About this task ▸
Copy each line of the listing where the word "phpStudy" can be found.

Input material ▸

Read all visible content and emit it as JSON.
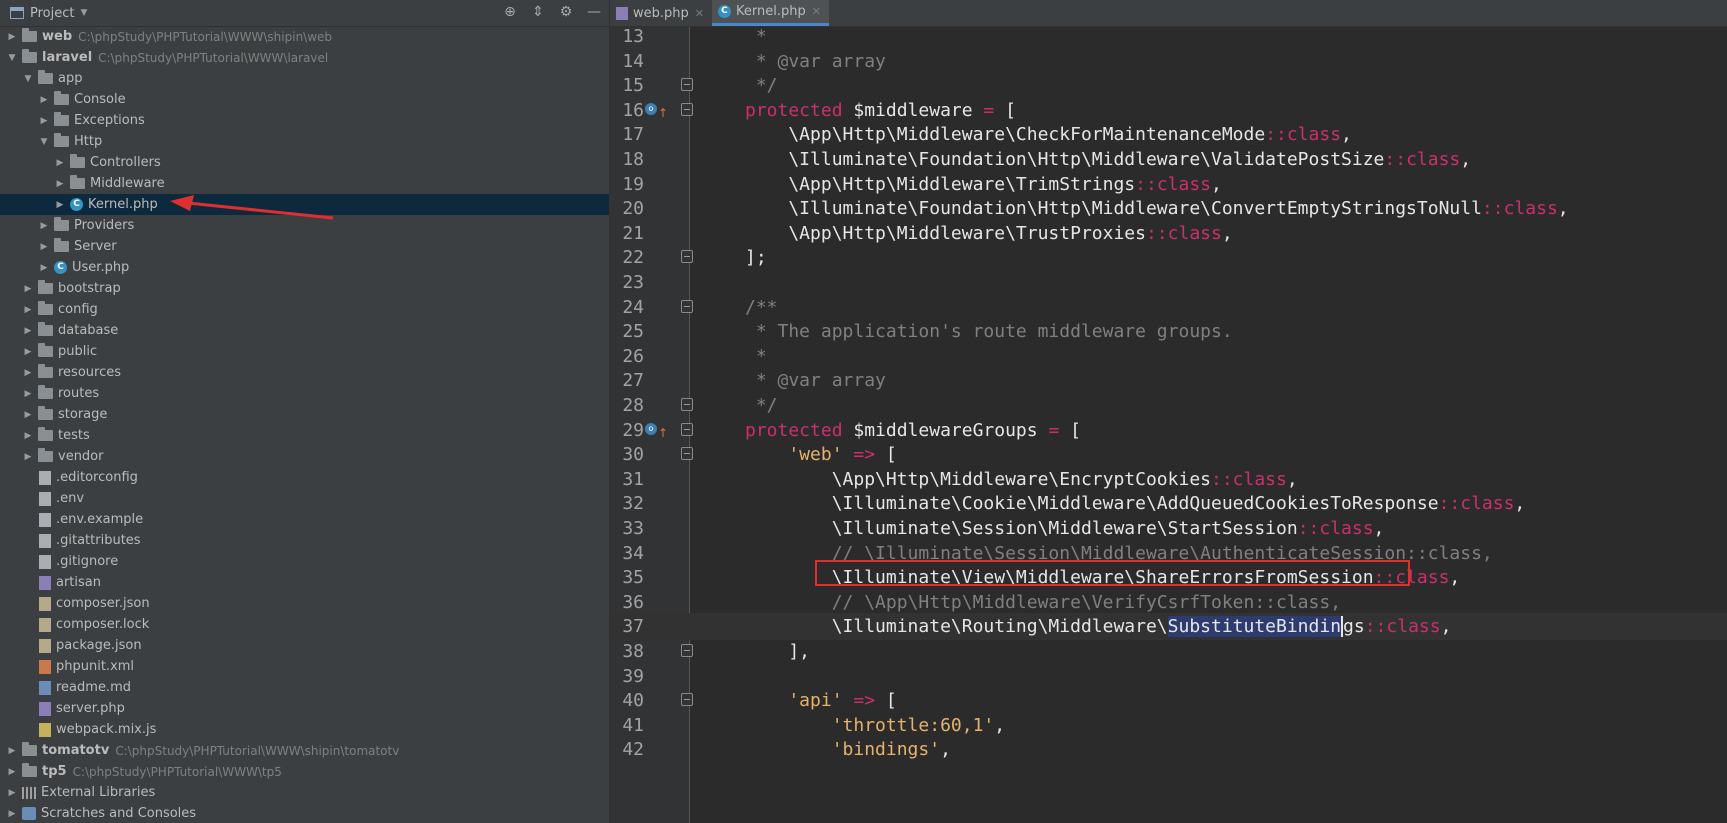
{
  "sidebar": {
    "header": {
      "title": "Project",
      "tools": [
        {
          "icon": "target-icon",
          "glyph": "⊕"
        },
        {
          "icon": "collapse-icon",
          "glyph": "⇕"
        },
        {
          "icon": "gear-icon",
          "glyph": "⚙"
        },
        {
          "icon": "minimize-icon",
          "glyph": "—"
        }
      ]
    },
    "tree": [
      {
        "label": "web",
        "path": "C:\\phpStudy\\PHPTutorial\\WWW\\shipin\\web",
        "bold": true,
        "level": 0,
        "arrow": "▶",
        "icon": "folder"
      },
      {
        "label": "laravel",
        "path": "C:\\phpStudy\\PHPTutorial\\WWW\\laravel",
        "bold": true,
        "level": 0,
        "arrow": "▼",
        "icon": "folder"
      },
      {
        "label": "app",
        "level": 1,
        "arrow": "▼",
        "icon": "folder"
      },
      {
        "label": "Console",
        "level": 2,
        "arrow": "▶",
        "icon": "folder"
      },
      {
        "label": "Exceptions",
        "level": 2,
        "arrow": "▶",
        "icon": "folder"
      },
      {
        "label": "Http",
        "level": 2,
        "arrow": "▼",
        "icon": "folder"
      },
      {
        "label": "Controllers",
        "level": 3,
        "arrow": "▶",
        "icon": "folder"
      },
      {
        "label": "Middleware",
        "level": 3,
        "arrow": "▶",
        "icon": "folder"
      },
      {
        "label": "Kernel.php",
        "level": 3,
        "arrow": "▶",
        "icon": "php-class",
        "selected": true
      },
      {
        "label": "Providers",
        "level": 2,
        "arrow": "▶",
        "icon": "folder"
      },
      {
        "label": "Server",
        "level": 2,
        "arrow": "▶",
        "icon": "folder"
      },
      {
        "label": "User.php",
        "level": 2,
        "arrow": "▶",
        "icon": "php-class"
      },
      {
        "label": "bootstrap",
        "level": 1,
        "arrow": "▶",
        "icon": "folder"
      },
      {
        "label": "config",
        "level": 1,
        "arrow": "▶",
        "icon": "folder"
      },
      {
        "label": "database",
        "level": 1,
        "arrow": "▶",
        "icon": "folder"
      },
      {
        "label": "public",
        "level": 1,
        "arrow": "▶",
        "icon": "folder"
      },
      {
        "label": "resources",
        "level": 1,
        "arrow": "▶",
        "icon": "folder"
      },
      {
        "label": "routes",
        "level": 1,
        "arrow": "▶",
        "icon": "folder"
      },
      {
        "label": "storage",
        "level": 1,
        "arrow": "▶",
        "icon": "folder"
      },
      {
        "label": "tests",
        "level": 1,
        "arrow": "▶",
        "icon": "folder"
      },
      {
        "label": "vendor",
        "level": 1,
        "arrow": "▶",
        "icon": "folder"
      },
      {
        "label": ".editorconfig",
        "level": 1,
        "icon": "file-lines"
      },
      {
        "label": ".env",
        "level": 1,
        "icon": "file-lines"
      },
      {
        "label": ".env.example",
        "level": 1,
        "icon": "file-lines"
      },
      {
        "label": ".gitattributes",
        "level": 1,
        "icon": "file-lines"
      },
      {
        "label": ".gitignore",
        "level": 1,
        "icon": "file-lines"
      },
      {
        "label": "artisan",
        "level": 1,
        "icon": "file-art"
      },
      {
        "label": "composer.json",
        "level": 1,
        "icon": "file-json"
      },
      {
        "label": "composer.lock",
        "level": 1,
        "icon": "file-json"
      },
      {
        "label": "package.json",
        "level": 1,
        "icon": "file-json"
      },
      {
        "label": "phpunit.xml",
        "level": 1,
        "icon": "file-xml"
      },
      {
        "label": "readme.md",
        "level": 1,
        "icon": "file-md"
      },
      {
        "label": "server.php",
        "level": 1,
        "icon": "file-php"
      },
      {
        "label": "webpack.mix.js",
        "level": 1,
        "icon": "file-js"
      },
      {
        "label": "tomatotv",
        "path": "C:\\phpStudy\\PHPTutorial\\WWW\\shipin\\tomatotv",
        "bold": true,
        "level": 0,
        "arrow": "▶",
        "icon": "folder"
      },
      {
        "label": "tp5",
        "path": "C:\\phpStudy\\PHPTutorial\\WWW\\tp5",
        "bold": true,
        "level": 0,
        "arrow": "▶",
        "icon": "folder"
      },
      {
        "label": "External Libraries",
        "level": 0,
        "arrow": "▶",
        "icon": "library"
      },
      {
        "label": "Scratches and Consoles",
        "level": 0,
        "arrow": "▶",
        "icon": "scratch"
      }
    ]
  },
  "editor": {
    "tabs": [
      {
        "label": "web.php",
        "active": false,
        "icon": "php-file"
      },
      {
        "label": "Kernel.php",
        "active": true,
        "icon": "php-class"
      }
    ],
    "lines": [
      {
        "n": "13",
        "segs": [
          [
            "cm",
            " *"
          ]
        ]
      },
      {
        "n": "14",
        "segs": [
          [
            "cm",
            " * @var array"
          ]
        ]
      },
      {
        "n": "15",
        "fold": true,
        "segs": [
          [
            "cm",
            " */"
          ]
        ]
      },
      {
        "n": "16",
        "fold": true,
        "override": true,
        "segs": [
          [
            "kw",
            "protected "
          ],
          [
            "var",
            "$middleware "
          ],
          [
            "op",
            "= "
          ],
          [
            "var",
            "["
          ]
        ]
      },
      {
        "n": "17",
        "segs": [
          [
            "var",
            "    \\App\\Http\\Middleware\\CheckForMaintenanceMode"
          ],
          [
            "cls",
            "::class"
          ],
          [
            "var",
            ","
          ]
        ]
      },
      {
        "n": "18",
        "segs": [
          [
            "var",
            "    \\Illuminate\\Foundation\\Http\\Middleware\\ValidatePostSize"
          ],
          [
            "cls",
            "::class"
          ],
          [
            "var",
            ","
          ]
        ]
      },
      {
        "n": "19",
        "segs": [
          [
            "var",
            "    \\App\\Http\\Middleware\\TrimStrings"
          ],
          [
            "cls",
            "::class"
          ],
          [
            "var",
            ","
          ]
        ]
      },
      {
        "n": "20",
        "segs": [
          [
            "var",
            "    \\Illuminate\\Foundation\\Http\\Middleware\\ConvertEmptyStringsToNull"
          ],
          [
            "cls",
            "::class"
          ],
          [
            "var",
            ","
          ]
        ]
      },
      {
        "n": "21",
        "segs": [
          [
            "var",
            "    \\App\\Http\\Middleware\\TrustProxies"
          ],
          [
            "cls",
            "::class"
          ],
          [
            "var",
            ","
          ]
        ]
      },
      {
        "n": "22",
        "fold": true,
        "segs": [
          [
            "var",
            "];"
          ]
        ]
      },
      {
        "n": "23",
        "segs": []
      },
      {
        "n": "24",
        "fold": true,
        "segs": [
          [
            "cm",
            "/**"
          ]
        ]
      },
      {
        "n": "25",
        "segs": [
          [
            "cm",
            " * The application's route middleware groups."
          ]
        ]
      },
      {
        "n": "26",
        "segs": [
          [
            "cm",
            " *"
          ]
        ]
      },
      {
        "n": "27",
        "segs": [
          [
            "cm",
            " * @var array"
          ]
        ]
      },
      {
        "n": "28",
        "fold": true,
        "segs": [
          [
            "cm",
            " */"
          ]
        ]
      },
      {
        "n": "29",
        "fold": true,
        "override": true,
        "segs": [
          [
            "kw",
            "protected "
          ],
          [
            "var",
            "$middlewareGroups "
          ],
          [
            "op",
            "= "
          ],
          [
            "var",
            "["
          ]
        ]
      },
      {
        "n": "30",
        "fold": true,
        "segs": [
          [
            "str",
            "    'web' "
          ],
          [
            "op",
            "=> "
          ],
          [
            "var",
            "["
          ]
        ]
      },
      {
        "n": "31",
        "segs": [
          [
            "var",
            "        \\App\\Http\\Middleware\\EncryptCookies"
          ],
          [
            "cls",
            "::class"
          ],
          [
            "var",
            ","
          ]
        ]
      },
      {
        "n": "32",
        "segs": [
          [
            "var",
            "        \\Illuminate\\Cookie\\Middleware\\AddQueuedCookiesToResponse"
          ],
          [
            "cls",
            "::class"
          ],
          [
            "var",
            ","
          ]
        ]
      },
      {
        "n": "33",
        "segs": [
          [
            "var",
            "        \\Illuminate\\Session\\Middleware\\StartSession"
          ],
          [
            "cls",
            "::class"
          ],
          [
            "var",
            ","
          ]
        ]
      },
      {
        "n": "34",
        "segs": [
          [
            "cm",
            "        // \\Illuminate\\Session\\Middleware\\AuthenticateSession::class,"
          ]
        ]
      },
      {
        "n": "35",
        "segs": [
          [
            "var",
            "        \\Illuminate\\View\\Middleware\\ShareErrorsFromSession"
          ],
          [
            "cls",
            "::class"
          ],
          [
            "var",
            ","
          ]
        ]
      },
      {
        "n": "36",
        "segs": [
          [
            "cm",
            "        // \\App\\Http\\Middleware\\VerifyCsrfToken::class,"
          ]
        ]
      },
      {
        "n": "37",
        "current": true,
        "segs": [
          [
            "var",
            "        \\Illuminate\\Routing\\Middleware\\"
          ],
          [
            "hl",
            "SubstituteBindin"
          ],
          [
            "caret",
            "gs"
          ],
          [
            "cls",
            "::class"
          ],
          [
            "var",
            ","
          ]
        ]
      },
      {
        "n": "38",
        "fold": true,
        "segs": [
          [
            "var",
            "    ],"
          ]
        ]
      },
      {
        "n": "39",
        "segs": []
      },
      {
        "n": "40",
        "fold": true,
        "segs": [
          [
            "str",
            "    'api' "
          ],
          [
            "op",
            "=> "
          ],
          [
            "var",
            "["
          ]
        ]
      },
      {
        "n": "41",
        "segs": [
          [
            "str",
            "        'throttle:60,1'"
          ],
          [
            "var",
            ","
          ]
        ]
      },
      {
        "n": "42",
        "segs": [
          [
            "str",
            "        'bindings'"
          ],
          [
            "var",
            ","
          ]
        ]
      }
    ]
  },
  "colors": {
    "accent": "#4a88c7",
    "keyword": "#cc2f6e",
    "comment": "#808080",
    "string": "#e7b26c",
    "annotation_red": "#e02f2f"
  }
}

Exercise solution ▸
        "path": "C:\\phpStudy\\PHPTutorial\\WWW\\shipin\\web",
        "path": "C:\\phpStudy\\PHPTutorial\\WWW\\laravel",
        "path": "C:\\phpStudy\\PHPTutorial\\WWW\\shipin\\tomatotv",
        "path": "C:\\phpStudy\\PHPTutorial\\WWW\\tp5",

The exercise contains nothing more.